Segment Open
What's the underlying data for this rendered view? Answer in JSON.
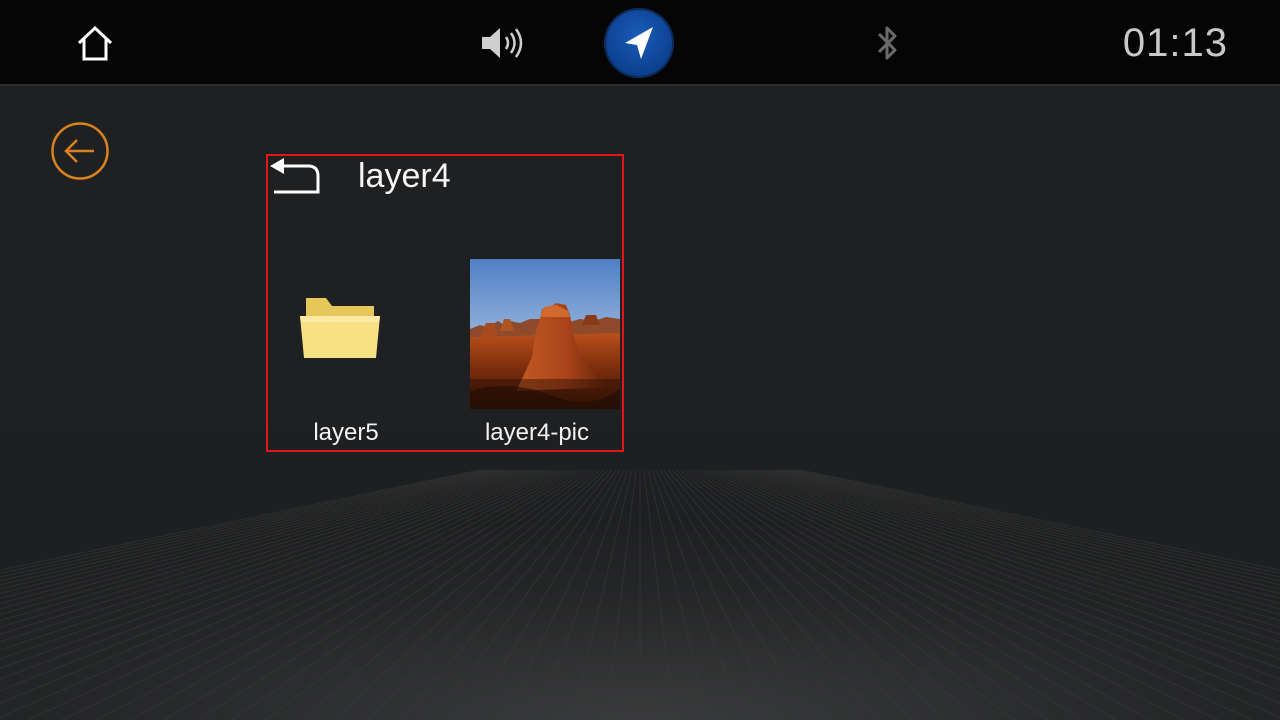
{
  "statusbar": {
    "home_icon": "home-icon",
    "volume_icon": "volume-icon",
    "navigation_icon": "navigation-arrow-icon",
    "bluetooth_icon": "bluetooth-icon",
    "clock": "01:13"
  },
  "back_icon": "circle-arrow-left-icon",
  "browser": {
    "up_icon": "return-arrow-icon",
    "title": "layer4",
    "items": [
      {
        "type": "folder",
        "icon": "folder-icon",
        "label": "layer5"
      },
      {
        "type": "image",
        "icon": "image-thumbnail",
        "label": "layer4-pic"
      }
    ]
  },
  "colors": {
    "background": "#1e1f20",
    "statusbar": "#050505",
    "accent_back": "#d9821f",
    "nav_blue": "#0c3f8e",
    "selection_border": "#e0161a",
    "folder_yellow": "#f6dd7a",
    "text": "#f5f5f5",
    "clock_text": "#c9c9c9"
  }
}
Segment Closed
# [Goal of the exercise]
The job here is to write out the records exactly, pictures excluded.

# [Reply to the task]
What's the underlying data for this rendered view? Answer in JSON.
{
  "statusbar": {
    "home_icon": "home-icon",
    "volume_icon": "volume-icon",
    "navigation_icon": "navigation-arrow-icon",
    "bluetooth_icon": "bluetooth-icon",
    "clock": "01:13"
  },
  "back_icon": "circle-arrow-left-icon",
  "browser": {
    "up_icon": "return-arrow-icon",
    "title": "layer4",
    "items": [
      {
        "type": "folder",
        "icon": "folder-icon",
        "label": "layer5"
      },
      {
        "type": "image",
        "icon": "image-thumbnail",
        "label": "layer4-pic"
      }
    ]
  },
  "colors": {
    "background": "#1e1f20",
    "statusbar": "#050505",
    "accent_back": "#d9821f",
    "nav_blue": "#0c3f8e",
    "selection_border": "#e0161a",
    "folder_yellow": "#f6dd7a",
    "text": "#f5f5f5",
    "clock_text": "#c9c9c9"
  }
}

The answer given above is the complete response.